The day of chaos takes its toll as New Yorkers struggle to face a natural disaster of epic proportions. But as lives are shattered, heroes are revealed – and then the real challenge begins, when the survivors face their futures . . .
Unforgettable and powerful, RUSHING WATERS proves that even in the darkest storm there is courage, unexpected joy and new life . . .
Danielle Steel is famous for her powerfully emotional stories about family, love and life. Her novels will be enjoyed by readers of Penny Vincenzi, Jodi Picoult and Diane Chamberlain.
Mary, Tanya and Zoe had been inseparable in college. But in the twenty years or more that followed, the three had moved on with their lives, settled in different cities, and found successful careers and new roles as mothers and wives. At a sprawling ranch in Wyoming the three women, each by chance finding themselves alone for a few weeks one summer, come together and find courage, healing and truth, and reach out to each other again.
Once they shared everything, but now pretence between them runs high. Mary, married for twenty-two years to a Manhattan lawyer, masks the guilt and fear that her husband will never forgive her for their son's death. Tanya, a singer and rock star, enjoys all the trappings of fame and success - a mansion in Bel Air, legions of fans, and a broken heart - for the children she wanted but never had, and the men who have takehn advantage of her. Zoe has her hands full as single mother to an adopted two-year-old, and as a doctor at an AIDS clinic in San Francisco, until unexpected news forces her to re-evaluate both her future, and her current life.
But their friendship is still a bond they all treasure and share. For each of the women, a few weeks at the ranch bring healing and release. In The Ranch, bestselling author Danielle Steel brings reality to the meaning of friendship, with dramas whose truths we all share.
'A first-rate popular history of a fascinating and neglected battle . . . James Holland is a master of spinning narrative military history from accounts of men and women who were there and BURMA ’44 is a veritable page-turner' BBC History
In February 1944, a rag-tag collection of clerks, drivers, doctors, muleteers, and other base troops, stiffened by a few dogged Yorkshiremen and a handful of tank crews managed to hold out against some of the finest infantry in the Japanese Army, and then defeat them in what was one of the most astonishing battles of the Second World War.
What became know as The Defence of the Admin Box, fought amongst the paddy fields and jungle of Northern Arakan over a fifteen-day period, turned the battle for Burma. Not only was it the first decisive victory for British troops against the Japanese, more significantly, it demonstrated how the Japanese could be defeated. The lessons learned in this tiny and otherwise insignificant corner of the Far East, set up the campaign in Burma that would follow, as General Slim’s Fourteenth Army finally turned defeat into victory.

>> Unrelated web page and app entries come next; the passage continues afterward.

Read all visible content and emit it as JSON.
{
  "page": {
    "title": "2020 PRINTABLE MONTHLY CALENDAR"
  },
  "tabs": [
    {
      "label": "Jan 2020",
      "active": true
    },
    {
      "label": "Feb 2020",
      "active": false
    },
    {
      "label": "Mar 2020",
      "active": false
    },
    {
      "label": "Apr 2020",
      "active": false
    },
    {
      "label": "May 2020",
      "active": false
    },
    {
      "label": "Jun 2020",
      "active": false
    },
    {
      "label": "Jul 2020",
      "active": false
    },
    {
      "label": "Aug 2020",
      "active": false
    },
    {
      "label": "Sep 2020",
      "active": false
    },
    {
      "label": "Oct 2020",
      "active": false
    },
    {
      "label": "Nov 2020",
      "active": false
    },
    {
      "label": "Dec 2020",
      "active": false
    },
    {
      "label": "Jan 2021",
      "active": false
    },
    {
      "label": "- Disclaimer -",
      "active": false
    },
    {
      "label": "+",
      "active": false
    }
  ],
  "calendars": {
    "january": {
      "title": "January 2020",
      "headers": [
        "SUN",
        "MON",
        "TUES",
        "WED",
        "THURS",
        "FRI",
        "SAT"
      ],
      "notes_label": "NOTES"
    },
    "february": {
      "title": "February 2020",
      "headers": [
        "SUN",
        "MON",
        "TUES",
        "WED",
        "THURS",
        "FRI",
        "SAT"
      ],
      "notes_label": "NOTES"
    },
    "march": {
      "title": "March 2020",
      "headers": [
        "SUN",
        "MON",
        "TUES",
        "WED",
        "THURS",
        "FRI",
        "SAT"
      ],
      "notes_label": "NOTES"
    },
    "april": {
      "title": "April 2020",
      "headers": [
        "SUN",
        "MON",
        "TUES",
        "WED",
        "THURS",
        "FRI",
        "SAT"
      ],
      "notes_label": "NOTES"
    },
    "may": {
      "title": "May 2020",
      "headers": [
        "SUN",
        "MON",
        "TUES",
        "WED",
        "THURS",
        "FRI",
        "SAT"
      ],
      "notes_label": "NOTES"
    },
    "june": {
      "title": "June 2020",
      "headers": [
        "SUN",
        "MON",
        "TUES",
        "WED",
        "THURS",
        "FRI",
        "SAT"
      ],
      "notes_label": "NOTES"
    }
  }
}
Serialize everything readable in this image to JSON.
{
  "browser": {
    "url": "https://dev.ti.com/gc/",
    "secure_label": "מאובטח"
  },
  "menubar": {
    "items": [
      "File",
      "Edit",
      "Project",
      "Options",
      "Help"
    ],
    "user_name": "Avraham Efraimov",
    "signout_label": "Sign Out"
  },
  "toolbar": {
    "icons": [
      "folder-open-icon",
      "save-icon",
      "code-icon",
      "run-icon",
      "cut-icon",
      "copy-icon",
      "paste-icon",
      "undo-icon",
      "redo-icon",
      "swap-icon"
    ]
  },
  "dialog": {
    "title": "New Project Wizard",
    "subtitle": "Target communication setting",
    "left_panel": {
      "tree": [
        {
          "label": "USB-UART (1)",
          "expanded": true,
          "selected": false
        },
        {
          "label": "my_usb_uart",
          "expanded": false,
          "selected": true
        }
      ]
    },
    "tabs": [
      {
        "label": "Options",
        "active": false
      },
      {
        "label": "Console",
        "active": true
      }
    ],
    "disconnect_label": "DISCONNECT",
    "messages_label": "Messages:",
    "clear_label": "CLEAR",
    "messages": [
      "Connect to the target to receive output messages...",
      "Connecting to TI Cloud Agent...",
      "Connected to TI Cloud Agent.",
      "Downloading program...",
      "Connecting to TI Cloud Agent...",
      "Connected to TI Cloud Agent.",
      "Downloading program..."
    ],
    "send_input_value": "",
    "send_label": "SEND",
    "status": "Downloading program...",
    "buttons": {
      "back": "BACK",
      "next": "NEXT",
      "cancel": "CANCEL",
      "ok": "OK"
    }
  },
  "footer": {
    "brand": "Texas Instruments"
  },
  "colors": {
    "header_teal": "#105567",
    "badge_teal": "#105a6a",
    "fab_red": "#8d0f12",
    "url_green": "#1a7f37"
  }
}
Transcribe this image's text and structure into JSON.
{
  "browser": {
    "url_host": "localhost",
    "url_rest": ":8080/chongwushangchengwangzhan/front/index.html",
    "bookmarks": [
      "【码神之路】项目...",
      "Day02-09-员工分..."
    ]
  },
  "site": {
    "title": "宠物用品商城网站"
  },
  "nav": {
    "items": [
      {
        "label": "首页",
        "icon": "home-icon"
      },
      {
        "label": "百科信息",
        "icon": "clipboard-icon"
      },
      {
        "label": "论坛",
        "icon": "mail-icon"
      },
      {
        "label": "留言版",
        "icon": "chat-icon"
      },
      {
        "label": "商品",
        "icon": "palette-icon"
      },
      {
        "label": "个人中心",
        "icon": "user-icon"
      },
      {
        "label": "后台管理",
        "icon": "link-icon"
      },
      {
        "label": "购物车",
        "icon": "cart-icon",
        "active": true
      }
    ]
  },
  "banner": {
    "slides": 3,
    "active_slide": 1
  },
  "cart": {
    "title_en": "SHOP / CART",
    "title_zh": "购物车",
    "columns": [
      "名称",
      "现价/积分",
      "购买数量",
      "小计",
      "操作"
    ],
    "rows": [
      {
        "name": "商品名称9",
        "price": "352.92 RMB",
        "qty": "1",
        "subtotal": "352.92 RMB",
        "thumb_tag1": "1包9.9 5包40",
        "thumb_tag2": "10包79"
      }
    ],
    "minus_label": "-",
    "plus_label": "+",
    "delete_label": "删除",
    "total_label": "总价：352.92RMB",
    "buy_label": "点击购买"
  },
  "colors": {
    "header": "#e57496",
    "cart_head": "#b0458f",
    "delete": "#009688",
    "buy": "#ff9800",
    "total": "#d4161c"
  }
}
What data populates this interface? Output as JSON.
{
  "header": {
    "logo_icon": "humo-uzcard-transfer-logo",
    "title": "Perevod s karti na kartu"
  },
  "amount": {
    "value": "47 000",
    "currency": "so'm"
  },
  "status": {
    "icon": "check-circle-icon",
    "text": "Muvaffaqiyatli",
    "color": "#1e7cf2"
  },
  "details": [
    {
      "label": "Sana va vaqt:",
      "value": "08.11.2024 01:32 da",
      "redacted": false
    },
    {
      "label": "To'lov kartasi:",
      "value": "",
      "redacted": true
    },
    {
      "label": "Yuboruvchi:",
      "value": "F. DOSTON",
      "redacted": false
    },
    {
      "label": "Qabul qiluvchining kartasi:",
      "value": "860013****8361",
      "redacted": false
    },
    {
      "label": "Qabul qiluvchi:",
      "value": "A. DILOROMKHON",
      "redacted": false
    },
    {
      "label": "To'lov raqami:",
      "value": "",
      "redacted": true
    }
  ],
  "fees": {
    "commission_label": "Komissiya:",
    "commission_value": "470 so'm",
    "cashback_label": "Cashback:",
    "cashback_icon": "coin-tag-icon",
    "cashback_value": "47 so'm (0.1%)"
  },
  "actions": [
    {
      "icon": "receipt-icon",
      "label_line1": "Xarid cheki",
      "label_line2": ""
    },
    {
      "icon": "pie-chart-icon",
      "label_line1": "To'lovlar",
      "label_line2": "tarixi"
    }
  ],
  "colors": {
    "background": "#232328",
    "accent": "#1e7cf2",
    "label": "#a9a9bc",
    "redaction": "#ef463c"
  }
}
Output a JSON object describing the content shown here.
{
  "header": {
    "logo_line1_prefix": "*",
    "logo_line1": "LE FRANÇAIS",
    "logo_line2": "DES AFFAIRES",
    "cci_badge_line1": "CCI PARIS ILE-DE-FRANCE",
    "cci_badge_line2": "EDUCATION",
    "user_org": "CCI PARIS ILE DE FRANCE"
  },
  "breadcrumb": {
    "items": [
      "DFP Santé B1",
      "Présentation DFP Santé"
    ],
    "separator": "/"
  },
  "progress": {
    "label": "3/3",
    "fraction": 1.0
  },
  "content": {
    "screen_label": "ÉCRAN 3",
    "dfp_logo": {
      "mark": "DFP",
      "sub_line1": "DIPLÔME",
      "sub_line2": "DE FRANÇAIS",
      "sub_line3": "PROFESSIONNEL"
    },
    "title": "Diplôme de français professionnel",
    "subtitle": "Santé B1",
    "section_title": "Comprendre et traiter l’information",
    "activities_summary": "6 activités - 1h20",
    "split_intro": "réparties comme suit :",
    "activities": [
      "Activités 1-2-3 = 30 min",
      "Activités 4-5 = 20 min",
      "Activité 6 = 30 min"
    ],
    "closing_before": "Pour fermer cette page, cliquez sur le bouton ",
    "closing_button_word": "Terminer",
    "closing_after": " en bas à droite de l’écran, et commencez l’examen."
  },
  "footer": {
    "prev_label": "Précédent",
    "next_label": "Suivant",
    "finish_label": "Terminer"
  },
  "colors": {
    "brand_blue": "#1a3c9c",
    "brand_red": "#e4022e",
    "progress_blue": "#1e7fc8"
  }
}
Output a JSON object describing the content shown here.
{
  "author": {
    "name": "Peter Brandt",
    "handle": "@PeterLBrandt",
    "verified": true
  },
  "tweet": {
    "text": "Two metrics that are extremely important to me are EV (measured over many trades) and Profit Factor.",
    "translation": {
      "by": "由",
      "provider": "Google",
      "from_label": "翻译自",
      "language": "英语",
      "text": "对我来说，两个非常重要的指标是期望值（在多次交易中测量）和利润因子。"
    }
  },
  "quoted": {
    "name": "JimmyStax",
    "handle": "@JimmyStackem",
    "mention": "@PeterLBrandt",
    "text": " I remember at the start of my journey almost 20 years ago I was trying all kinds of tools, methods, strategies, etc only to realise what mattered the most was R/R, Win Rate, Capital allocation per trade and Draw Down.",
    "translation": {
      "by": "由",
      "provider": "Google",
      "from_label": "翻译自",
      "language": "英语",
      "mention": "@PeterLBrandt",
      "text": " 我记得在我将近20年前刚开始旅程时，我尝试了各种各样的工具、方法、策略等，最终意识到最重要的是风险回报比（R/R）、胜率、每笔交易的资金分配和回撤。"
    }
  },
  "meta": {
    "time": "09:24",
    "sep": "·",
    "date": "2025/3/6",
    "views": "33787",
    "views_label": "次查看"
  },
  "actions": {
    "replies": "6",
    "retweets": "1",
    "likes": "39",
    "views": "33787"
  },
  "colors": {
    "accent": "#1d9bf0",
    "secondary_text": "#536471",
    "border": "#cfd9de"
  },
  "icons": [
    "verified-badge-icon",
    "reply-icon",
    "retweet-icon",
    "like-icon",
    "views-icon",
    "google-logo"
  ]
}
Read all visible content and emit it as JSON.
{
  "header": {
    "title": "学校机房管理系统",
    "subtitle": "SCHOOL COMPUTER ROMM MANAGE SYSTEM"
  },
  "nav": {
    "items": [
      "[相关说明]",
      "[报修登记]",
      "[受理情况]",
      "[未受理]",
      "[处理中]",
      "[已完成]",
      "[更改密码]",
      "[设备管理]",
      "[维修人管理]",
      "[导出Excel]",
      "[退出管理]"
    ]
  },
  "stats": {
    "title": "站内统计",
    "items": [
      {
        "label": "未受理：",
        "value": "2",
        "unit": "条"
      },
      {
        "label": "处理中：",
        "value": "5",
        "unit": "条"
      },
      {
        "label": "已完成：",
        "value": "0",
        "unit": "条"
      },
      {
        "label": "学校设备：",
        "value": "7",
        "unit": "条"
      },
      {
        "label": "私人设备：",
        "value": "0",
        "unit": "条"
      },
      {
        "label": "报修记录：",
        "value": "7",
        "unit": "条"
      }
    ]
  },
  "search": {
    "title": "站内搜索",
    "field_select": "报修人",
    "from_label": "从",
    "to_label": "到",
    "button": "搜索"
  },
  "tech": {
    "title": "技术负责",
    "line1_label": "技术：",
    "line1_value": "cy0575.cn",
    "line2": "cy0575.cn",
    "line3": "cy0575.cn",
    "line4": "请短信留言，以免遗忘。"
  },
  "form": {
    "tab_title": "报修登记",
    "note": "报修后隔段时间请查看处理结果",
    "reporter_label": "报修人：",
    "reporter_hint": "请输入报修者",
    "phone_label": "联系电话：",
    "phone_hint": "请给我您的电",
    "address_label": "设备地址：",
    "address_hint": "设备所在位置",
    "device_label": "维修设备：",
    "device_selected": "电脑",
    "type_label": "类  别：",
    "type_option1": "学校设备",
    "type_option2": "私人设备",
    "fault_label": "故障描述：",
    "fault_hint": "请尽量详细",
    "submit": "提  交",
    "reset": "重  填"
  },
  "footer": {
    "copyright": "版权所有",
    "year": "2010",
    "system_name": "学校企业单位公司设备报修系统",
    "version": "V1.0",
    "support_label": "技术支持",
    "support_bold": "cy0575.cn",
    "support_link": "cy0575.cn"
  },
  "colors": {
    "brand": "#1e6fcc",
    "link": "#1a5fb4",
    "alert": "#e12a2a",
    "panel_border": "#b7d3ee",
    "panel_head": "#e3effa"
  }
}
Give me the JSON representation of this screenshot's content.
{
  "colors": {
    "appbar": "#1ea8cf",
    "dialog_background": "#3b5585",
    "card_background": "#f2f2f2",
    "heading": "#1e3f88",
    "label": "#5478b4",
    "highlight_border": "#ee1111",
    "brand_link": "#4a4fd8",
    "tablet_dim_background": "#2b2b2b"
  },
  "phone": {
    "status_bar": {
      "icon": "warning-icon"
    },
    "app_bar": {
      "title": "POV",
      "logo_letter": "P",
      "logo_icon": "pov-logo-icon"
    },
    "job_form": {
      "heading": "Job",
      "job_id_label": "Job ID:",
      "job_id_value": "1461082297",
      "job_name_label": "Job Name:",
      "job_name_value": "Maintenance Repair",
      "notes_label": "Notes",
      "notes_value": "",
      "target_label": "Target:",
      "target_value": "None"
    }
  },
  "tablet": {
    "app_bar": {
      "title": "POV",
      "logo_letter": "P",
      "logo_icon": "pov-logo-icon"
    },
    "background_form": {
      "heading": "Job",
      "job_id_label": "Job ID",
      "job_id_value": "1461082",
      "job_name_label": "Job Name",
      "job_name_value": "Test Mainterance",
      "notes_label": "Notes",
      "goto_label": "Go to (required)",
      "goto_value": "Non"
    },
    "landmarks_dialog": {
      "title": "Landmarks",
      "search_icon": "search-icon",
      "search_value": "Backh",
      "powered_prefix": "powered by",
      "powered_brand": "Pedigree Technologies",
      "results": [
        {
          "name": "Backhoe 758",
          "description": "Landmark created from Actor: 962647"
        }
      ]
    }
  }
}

Burma '44 is a tale of incredible drama. As gripping as the story of Rorke's drift, as momentous as the battle for the Ardennes, the Admin Box was a triumph of human grit and heroism and remains one of the most significant yet undervalued conflicts of World War Two.